* **The records**

● ● ● ● ●

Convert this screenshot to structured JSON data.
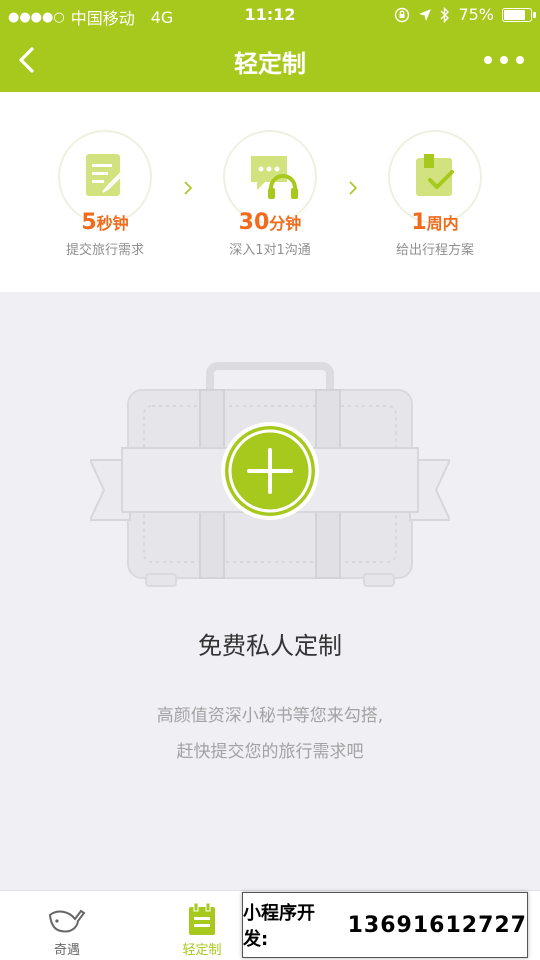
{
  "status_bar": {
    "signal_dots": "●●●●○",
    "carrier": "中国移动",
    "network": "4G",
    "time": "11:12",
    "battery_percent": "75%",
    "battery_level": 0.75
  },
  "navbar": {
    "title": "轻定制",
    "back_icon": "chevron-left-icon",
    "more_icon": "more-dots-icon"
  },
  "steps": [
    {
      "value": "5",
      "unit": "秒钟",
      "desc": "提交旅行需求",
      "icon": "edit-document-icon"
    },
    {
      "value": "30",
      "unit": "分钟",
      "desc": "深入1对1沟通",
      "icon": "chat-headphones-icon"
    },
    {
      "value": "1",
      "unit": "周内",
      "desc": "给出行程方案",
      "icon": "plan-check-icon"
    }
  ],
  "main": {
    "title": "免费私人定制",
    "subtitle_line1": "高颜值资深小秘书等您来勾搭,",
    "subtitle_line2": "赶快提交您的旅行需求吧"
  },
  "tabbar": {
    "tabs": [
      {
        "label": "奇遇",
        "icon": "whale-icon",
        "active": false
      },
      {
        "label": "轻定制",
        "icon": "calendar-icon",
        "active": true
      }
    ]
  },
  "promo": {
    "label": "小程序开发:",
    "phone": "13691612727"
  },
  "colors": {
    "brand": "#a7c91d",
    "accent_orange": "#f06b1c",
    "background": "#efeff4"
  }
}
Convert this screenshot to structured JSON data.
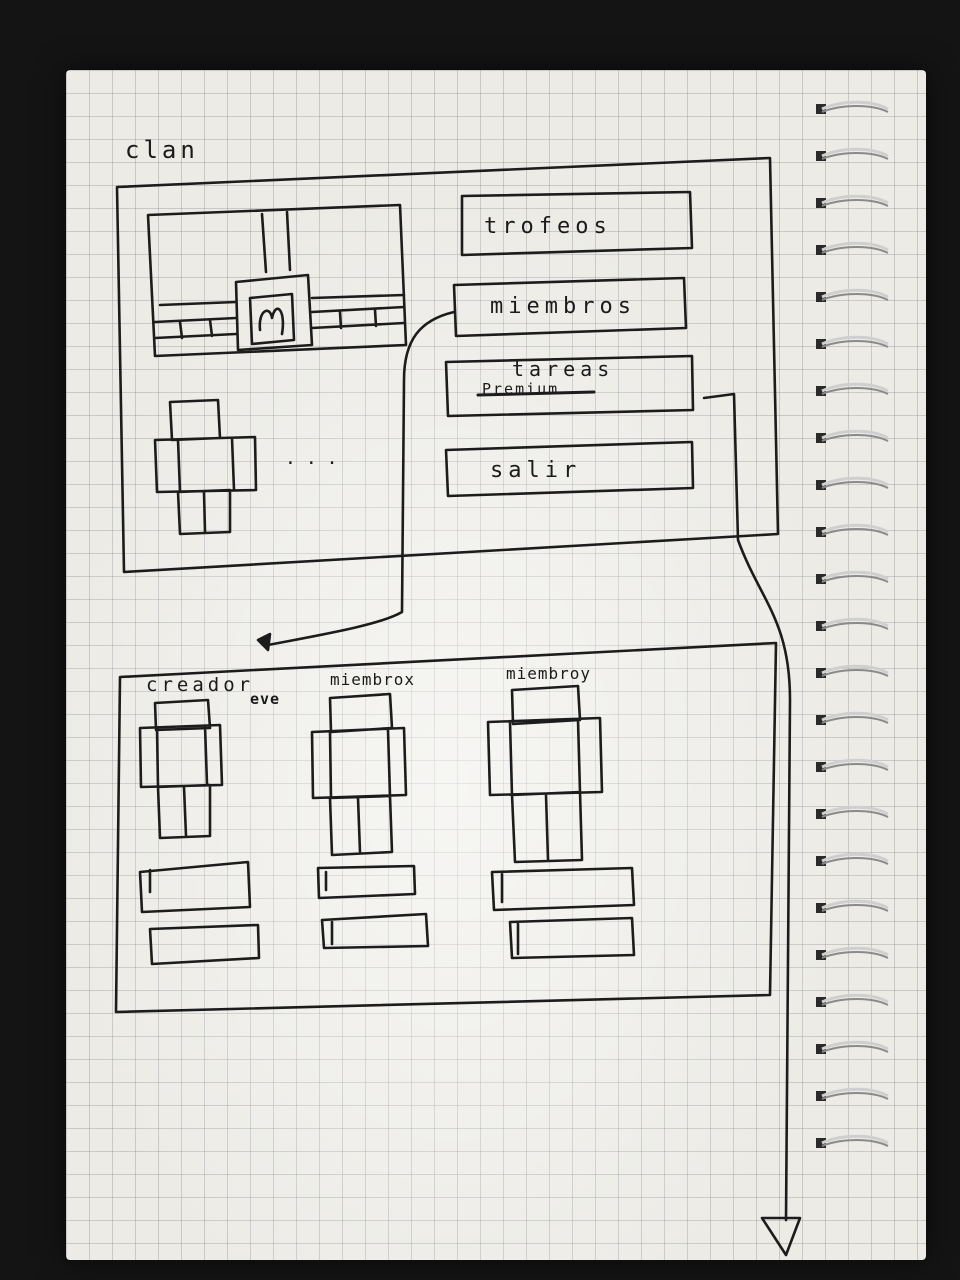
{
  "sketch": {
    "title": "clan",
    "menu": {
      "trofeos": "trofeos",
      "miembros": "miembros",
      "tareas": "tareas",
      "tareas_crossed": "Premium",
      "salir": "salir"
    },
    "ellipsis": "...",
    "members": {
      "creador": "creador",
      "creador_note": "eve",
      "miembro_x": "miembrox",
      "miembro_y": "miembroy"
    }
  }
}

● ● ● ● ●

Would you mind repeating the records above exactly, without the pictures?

* **Task output**
Convert this screenshot to structured JSON data.
{
  "status_bar": {
    "signal_dots": "●●●●○",
    "carrier": "中国移动",
    "network": "4G",
    "time": "11:12",
    "battery_percent": "75%",
    "battery_level": 0.75
  },
  "navbar": {
    "title": "轻定制",
    "back_icon": "chevron-left-icon",
    "more_icon": "more-dots-icon"
  },
  "steps": [
    {
      "value": "5",
      "unit": "秒钟",
      "desc": "提交旅行需求",
      "icon": "edit-document-icon"
    },
    {
      "value": "30",
      "unit": "分钟",
      "desc": "深入1对1沟通",
      "icon": "chat-headphones-icon"
    },
    {
      "value": "1",
      "unit": "周内",
      "desc": "给出行程方案",
      "icon": "plan-check-icon"
    }
  ],
  "main": {
    "title": "免费私人定制",
    "subtitle_line1": "高颜值资深小秘书等您来勾搭,",
    "subtitle_line2": "赶快提交您的旅行需求吧"
  },
  "tabbar": {
    "tabs": [
      {
        "label": "奇遇",
        "icon": "whale-icon",
        "active": false
      },
      {
        "label": "轻定制",
        "icon": "calendar-icon",
        "active": true
      }
    ]
  },
  "promo": {
    "label": "小程序开发:",
    "phone": "13691612727"
  },
  "colors": {
    "brand": "#a7c91d",
    "accent_orange": "#f06b1c",
    "background": "#efeff4"
  }
}
Convert this screenshot to structured JSON data.
{
  "sketch": {
    "title": "clan",
    "menu": {
      "trofeos": "trofeos",
      "miembros": "miembros",
      "tareas": "tareas",
      "tareas_crossed": "Premium",
      "salir": "salir"
    },
    "ellipsis": "...",
    "members": {
      "creador": "creador",
      "creador_note": "eve",
      "miembro_x": "miembrox",
      "miembro_y": "miembroy"
    }
  }
}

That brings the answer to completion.